Join Alan Simon for an in-depth discussion in this video Exploring vendor alternatives, part of Transitioning from Data Warehousing to Big Data.
- Once you've decided that Big Data and Hadoop are the right solutions for your next generation data warehousing and analytical needs, it's time to find the right vendors to help you implement your new solutions. Looking at the marketplace, we find many different software and solution companies out there to help us, and we'll see some very familiar names as well as some newer ones. There's three major categories of vendors that you'll want to take a look at. Those who bring Hadoop to the marketplace by taking the core open source code and then adding their specific enhancements.
Those vendors who provide the tools through which your users will directly interface with all of that Hadoop-based data. And then finally, other vendors who provide specialized solutions for specific industries and business processes. Let's look at some of the names in each of those. In the world of Hadoop distributions, we'll find some very familiar names from the technology world that we've worked with for many years. We see IBM and their BigInsights platform. Most people think of Amazon as a retailer but they actually have a very robust Hadoop environment through their Web Services platform.
And then Teradata, one of the earlier names in managing Big Data for data warehousing has their SQL-H Hadoop environment. Beyond these familiar names, though, are others that have come to the marketplace more recently and are very closely aligned with the world of Hadoop and Big Data. We see Cloudera, Pivotal, Hortonworks, and MapR. Each of these has some variation of a data warehousing on top of a Hadoop platform that you can use to build your next generation data warehousing environments.
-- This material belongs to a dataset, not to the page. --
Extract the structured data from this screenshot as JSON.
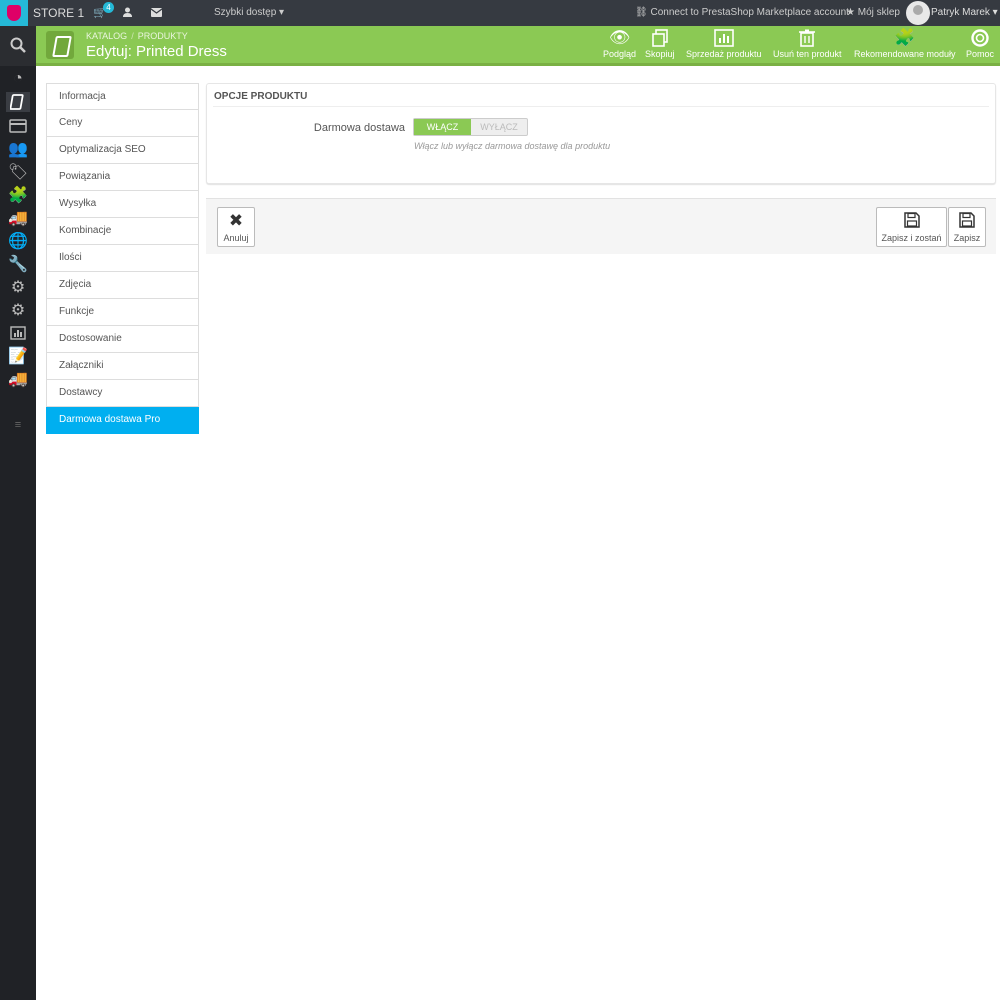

We also see an old-meets-new partnership with Microsoft and Hortonworks teaming up to provide the HDInsight platform through the Windows Azure cloud. Our second category of analytics vendors finds many of those names that we've worked with for years in business intelligence. Tableau, MicroStrategy, Business Objects, and IBM's Cognos all access data through their SQL interfaces into the underlying Hadoop environment.
All of them have a very important role in Big Data and analytics going forward. Familiar names from the world of statistics also apply in this new world of Big Data and Hadoop. SAS and SPSS are commonly used for their very robust analytical models where they bring data in from Hadoop just as they traditionally have done from data warehouses and then, can perform our predictive and discovery analytics. Just as with the Hadoop distributions, we find newer names that have come to the market fairly recently and are very closely aligned with the world of analytics on top of Hadoop.
Revolution Analytics, Splunk, Kognitio and the Hadoop distributions themselves usually have native analytic capabilities. So we would also look at Cloudera, Pivotal, Hortonworks and some of the other names from that space. Our third category includes specialized solutions that are closely aligned with a specific industry and usually a specific business process. For example, we would look to Ayata for prescriptive analytics solutions for energy exploration.
Explorys, a company that was recently purchased by IBM, provides Hadoop-based big data and analytics for healthcare. Argyle Data provides fraud detection capabilities. There are many other companies in this space, as well. In fact, we'll find new solutions daily, from old familiar names as well as brand new startups. What you need to do is follow the industry analysts and blogs, read press releases, and then many other sources for the latest information about all these different solutions from different companies and see how they fit into your particular needs.
Be careful, though. You want to make sure that you separate hype from reality. Talk to references, bring vendors in for demos, have them build test systems that make sure, as you explore new technology and as you make the commitments to these new products and platforms, that you're making educated, well-informed decisions.
- Exploring big data, Hadoop, and analytics
- Examining the shortcomings of traditional data warehousing
- Comparing big data architectures for next-generation data warehousing
- Understanding alternatives
- Building a roadmap
- Managing big data-driven projects
- Monitoring and measuring success